Social, political and community participation play a key role in the city’s construction.

Men have a much more public role, given the privilege that comes from the sexual division of jobs, which they can dedicate more personal time to and thereby enjoy a greater say in the decisions taken by organisations. Hence the contribution to their overrepresented voices and specific needs. So, promoting women’s participation in designing, preparing and assessing policies is key to reversing gender inequalities.

Most of the people taking part in the city’s organisations and associations are women. Despite that, such participation is often hampered by difficulties in family and work life balance, which are more apparent in women’s lives than they are in men’s.

If equality is to be ensured, there will not only have to be policies aimed at women but also women involved in our political decision-taking bodies. Their participation has grown over the last few decades, to the point of reaching parity in political representation. Even so, there are still situations of segregation occurring in the various spaces for institutional representation and participation.

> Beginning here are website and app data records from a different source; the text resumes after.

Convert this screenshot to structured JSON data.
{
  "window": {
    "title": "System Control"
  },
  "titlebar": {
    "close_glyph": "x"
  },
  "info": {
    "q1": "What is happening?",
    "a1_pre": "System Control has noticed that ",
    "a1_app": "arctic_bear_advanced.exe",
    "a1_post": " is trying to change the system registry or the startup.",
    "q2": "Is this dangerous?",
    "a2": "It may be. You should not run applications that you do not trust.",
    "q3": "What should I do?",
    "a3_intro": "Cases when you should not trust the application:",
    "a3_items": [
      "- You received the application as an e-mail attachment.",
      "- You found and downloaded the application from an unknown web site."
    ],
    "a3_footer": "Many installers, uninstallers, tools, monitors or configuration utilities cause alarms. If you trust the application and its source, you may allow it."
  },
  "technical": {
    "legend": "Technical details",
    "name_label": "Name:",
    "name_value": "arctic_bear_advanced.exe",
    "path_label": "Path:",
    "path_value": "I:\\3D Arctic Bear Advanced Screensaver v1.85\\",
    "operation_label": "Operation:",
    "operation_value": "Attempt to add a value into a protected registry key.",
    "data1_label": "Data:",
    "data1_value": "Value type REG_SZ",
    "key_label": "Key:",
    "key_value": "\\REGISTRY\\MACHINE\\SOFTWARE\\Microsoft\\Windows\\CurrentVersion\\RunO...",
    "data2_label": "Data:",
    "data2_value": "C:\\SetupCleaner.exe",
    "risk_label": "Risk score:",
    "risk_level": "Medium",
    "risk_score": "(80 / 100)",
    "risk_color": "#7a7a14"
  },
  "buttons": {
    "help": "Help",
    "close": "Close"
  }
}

Citizen involvement is key to promoting initiatives that meet their needs and in the area of gender equality too. The empowerment of women and improvement of their living conditions are closely linked to their presence in these participatory spaces, both inside and outside their neighbourhoods.